(Entries from a dataset of interfaces)
Content starts

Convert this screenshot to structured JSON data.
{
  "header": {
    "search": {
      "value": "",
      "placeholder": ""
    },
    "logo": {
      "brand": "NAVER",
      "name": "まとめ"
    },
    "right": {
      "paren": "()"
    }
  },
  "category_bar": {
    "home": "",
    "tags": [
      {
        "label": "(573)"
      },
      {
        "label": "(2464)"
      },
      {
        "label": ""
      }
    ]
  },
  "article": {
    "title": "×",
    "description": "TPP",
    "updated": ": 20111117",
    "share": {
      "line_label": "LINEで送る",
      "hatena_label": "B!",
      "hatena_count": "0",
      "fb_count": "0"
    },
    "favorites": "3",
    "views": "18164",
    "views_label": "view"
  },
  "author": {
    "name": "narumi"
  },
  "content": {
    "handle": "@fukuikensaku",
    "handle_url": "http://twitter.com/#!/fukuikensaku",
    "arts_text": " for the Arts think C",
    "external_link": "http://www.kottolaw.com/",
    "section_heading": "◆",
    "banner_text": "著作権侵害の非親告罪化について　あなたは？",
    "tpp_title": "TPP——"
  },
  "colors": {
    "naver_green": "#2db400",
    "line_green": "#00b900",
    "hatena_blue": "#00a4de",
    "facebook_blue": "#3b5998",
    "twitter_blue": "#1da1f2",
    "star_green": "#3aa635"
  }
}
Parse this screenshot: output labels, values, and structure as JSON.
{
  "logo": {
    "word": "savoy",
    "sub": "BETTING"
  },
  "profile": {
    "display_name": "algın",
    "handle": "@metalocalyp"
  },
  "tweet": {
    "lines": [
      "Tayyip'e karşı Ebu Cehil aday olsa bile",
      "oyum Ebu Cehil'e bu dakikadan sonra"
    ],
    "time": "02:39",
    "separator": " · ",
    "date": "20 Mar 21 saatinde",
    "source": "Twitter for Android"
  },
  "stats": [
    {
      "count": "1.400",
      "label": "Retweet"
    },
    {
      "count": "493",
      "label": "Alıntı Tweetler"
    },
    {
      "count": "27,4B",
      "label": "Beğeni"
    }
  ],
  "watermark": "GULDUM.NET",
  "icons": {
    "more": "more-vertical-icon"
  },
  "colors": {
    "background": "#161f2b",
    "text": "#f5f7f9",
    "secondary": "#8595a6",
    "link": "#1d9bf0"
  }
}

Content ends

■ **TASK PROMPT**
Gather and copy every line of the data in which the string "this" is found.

■ **EXPECTED ANSWER**
Convert this screenshot to structured JSON data.
Parse this screenshot: output labels, values, and structure as JSON.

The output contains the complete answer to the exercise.